Items from an interface collection:
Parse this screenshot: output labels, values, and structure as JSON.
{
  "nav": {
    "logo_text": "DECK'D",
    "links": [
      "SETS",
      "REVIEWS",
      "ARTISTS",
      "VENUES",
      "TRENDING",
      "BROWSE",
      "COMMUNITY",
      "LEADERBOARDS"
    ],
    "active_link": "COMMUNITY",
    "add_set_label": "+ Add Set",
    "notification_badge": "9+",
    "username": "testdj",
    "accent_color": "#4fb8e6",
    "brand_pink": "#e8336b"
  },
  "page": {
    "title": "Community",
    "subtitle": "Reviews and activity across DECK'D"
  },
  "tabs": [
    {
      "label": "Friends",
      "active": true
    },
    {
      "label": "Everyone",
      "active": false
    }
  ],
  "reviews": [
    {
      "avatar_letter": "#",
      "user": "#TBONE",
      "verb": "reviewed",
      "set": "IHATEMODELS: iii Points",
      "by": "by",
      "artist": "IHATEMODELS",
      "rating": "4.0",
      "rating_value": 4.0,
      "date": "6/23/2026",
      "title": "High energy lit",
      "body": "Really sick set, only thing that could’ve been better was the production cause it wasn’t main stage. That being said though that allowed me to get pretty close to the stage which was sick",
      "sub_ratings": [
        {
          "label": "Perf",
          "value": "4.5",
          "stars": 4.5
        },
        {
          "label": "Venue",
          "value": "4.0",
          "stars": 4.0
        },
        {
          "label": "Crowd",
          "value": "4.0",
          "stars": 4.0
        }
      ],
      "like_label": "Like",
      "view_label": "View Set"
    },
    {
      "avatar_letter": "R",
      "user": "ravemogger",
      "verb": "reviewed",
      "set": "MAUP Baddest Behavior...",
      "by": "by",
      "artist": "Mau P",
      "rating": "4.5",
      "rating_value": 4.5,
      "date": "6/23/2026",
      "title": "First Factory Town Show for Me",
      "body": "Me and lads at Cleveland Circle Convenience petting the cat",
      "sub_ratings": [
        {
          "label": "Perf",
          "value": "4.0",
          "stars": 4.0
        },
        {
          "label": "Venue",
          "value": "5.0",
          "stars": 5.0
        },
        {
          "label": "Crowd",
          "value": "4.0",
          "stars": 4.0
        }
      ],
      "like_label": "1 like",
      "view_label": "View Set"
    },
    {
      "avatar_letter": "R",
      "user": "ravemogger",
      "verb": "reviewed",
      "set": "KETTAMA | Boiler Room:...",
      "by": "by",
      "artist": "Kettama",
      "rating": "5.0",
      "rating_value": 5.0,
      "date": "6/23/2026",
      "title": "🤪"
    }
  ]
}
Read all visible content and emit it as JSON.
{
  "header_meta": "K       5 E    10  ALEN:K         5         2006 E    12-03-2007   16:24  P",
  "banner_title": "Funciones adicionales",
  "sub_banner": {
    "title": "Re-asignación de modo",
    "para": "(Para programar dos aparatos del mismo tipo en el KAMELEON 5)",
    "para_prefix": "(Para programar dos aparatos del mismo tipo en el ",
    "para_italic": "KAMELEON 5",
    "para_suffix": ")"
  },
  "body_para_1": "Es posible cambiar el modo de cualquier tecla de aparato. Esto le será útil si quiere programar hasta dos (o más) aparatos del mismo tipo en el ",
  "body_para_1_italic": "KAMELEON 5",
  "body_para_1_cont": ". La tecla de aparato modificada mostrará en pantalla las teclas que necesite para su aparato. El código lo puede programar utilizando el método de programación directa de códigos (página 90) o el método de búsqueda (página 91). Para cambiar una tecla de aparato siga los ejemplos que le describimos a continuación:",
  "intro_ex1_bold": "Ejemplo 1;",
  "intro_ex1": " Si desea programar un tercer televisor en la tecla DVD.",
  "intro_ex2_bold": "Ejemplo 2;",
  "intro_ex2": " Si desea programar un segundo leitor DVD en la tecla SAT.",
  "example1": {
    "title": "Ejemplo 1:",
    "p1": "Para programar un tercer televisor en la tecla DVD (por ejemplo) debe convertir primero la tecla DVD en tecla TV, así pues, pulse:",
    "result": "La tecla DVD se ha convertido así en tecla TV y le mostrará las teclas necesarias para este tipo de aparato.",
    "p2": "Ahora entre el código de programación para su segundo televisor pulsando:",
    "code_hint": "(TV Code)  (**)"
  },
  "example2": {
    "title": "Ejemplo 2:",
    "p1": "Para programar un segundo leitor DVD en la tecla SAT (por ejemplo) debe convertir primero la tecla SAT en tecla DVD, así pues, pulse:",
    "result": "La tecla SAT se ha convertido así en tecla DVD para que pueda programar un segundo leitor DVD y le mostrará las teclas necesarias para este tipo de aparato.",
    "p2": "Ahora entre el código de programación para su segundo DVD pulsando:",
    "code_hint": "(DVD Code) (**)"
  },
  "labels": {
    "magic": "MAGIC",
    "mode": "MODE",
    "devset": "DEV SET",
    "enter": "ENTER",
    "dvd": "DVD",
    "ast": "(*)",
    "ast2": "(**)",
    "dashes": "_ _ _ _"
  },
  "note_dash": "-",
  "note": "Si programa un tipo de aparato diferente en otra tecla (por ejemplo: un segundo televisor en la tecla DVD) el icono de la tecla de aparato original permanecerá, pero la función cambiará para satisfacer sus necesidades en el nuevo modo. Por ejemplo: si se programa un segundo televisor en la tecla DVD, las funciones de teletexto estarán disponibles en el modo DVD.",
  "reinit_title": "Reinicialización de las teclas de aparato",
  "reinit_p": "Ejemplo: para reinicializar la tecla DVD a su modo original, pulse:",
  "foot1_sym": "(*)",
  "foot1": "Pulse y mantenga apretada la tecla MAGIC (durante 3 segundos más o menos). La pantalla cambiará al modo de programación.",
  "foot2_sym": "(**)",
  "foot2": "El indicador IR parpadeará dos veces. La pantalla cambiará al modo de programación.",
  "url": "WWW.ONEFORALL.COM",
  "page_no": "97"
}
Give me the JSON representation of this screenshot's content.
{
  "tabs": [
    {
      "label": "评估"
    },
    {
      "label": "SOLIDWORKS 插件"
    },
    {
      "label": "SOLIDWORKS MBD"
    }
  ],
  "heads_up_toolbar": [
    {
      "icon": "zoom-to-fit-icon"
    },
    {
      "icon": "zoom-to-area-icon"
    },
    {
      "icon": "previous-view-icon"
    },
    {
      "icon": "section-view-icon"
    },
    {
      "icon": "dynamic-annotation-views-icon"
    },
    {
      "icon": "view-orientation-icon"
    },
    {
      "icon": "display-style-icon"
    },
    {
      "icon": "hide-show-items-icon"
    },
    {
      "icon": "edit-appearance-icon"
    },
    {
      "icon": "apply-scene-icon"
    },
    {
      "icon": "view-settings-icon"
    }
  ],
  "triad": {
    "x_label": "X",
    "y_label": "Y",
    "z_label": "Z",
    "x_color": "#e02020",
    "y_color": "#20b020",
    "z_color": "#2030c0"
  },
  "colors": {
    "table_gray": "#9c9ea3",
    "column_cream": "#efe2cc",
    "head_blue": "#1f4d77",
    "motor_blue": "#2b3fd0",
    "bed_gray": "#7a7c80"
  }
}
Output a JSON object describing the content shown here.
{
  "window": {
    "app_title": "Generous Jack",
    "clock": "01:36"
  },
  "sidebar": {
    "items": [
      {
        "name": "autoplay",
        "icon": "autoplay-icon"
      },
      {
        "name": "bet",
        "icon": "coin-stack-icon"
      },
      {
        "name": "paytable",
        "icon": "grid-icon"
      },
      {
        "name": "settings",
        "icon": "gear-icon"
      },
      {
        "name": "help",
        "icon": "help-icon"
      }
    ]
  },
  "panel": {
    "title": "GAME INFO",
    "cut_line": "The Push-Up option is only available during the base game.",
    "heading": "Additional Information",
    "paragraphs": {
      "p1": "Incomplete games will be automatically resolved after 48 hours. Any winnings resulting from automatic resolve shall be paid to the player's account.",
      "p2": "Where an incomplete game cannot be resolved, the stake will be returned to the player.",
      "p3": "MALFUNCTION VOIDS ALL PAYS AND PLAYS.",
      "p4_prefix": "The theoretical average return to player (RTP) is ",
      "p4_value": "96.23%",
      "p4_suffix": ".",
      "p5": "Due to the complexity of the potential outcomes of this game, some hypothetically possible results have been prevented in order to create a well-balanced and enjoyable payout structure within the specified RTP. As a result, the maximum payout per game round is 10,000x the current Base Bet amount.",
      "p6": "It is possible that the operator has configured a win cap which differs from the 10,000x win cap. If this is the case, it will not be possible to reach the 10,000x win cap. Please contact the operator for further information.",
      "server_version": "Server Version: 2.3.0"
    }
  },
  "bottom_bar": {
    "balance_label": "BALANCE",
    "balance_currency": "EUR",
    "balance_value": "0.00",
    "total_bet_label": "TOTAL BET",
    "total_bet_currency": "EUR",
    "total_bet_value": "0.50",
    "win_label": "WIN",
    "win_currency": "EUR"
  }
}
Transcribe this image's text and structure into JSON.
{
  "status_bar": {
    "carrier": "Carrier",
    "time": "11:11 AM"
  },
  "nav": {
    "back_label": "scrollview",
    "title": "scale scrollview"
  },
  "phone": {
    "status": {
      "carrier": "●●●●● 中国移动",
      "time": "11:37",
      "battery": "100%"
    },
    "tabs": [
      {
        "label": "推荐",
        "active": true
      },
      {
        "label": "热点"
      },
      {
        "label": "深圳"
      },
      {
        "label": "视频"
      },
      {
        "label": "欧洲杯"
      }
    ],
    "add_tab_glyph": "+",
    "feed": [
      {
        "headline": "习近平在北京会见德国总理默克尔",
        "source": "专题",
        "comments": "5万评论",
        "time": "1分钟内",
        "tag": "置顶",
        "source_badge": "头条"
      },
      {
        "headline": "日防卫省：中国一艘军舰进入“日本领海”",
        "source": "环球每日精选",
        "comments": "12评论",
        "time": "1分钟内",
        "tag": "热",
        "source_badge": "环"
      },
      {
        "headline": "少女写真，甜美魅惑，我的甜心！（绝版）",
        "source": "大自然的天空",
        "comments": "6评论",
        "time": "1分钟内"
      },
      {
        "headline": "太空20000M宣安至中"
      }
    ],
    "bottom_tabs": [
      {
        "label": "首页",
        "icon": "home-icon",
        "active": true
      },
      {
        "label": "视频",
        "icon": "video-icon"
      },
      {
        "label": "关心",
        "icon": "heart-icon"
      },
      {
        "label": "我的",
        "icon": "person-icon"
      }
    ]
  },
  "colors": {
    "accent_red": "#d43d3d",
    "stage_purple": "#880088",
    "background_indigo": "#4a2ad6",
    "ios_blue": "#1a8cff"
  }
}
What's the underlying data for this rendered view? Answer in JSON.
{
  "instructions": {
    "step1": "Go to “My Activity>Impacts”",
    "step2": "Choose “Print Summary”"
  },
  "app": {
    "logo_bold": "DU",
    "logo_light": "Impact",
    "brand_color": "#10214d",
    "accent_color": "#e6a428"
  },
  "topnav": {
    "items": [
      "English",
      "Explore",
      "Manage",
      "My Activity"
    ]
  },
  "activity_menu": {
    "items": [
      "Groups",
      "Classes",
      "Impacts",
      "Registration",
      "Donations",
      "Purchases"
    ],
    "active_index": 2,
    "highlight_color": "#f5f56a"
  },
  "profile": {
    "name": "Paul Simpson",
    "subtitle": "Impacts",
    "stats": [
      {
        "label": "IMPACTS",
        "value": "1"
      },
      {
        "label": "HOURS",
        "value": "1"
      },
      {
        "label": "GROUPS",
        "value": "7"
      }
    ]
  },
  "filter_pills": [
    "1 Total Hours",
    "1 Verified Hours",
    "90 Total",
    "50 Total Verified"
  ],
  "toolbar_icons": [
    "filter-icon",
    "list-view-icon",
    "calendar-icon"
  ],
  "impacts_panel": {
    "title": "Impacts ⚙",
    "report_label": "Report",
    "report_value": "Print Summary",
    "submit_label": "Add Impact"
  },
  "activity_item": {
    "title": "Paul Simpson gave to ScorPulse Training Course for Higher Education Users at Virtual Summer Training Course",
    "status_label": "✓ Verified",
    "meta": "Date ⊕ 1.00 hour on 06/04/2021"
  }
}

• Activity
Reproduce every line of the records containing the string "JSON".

• Exercise solution
Parse this screenshot: output labels, values, and structure as JSON.
Read all visible content and emit it as JSON.
Give me the JSON representation of this screenshot's content.
Output a JSON object describing the content shown here.
Transcribe this image's text and structure into JSON.
What's the underlying data for this rendered view? Answer in JSON.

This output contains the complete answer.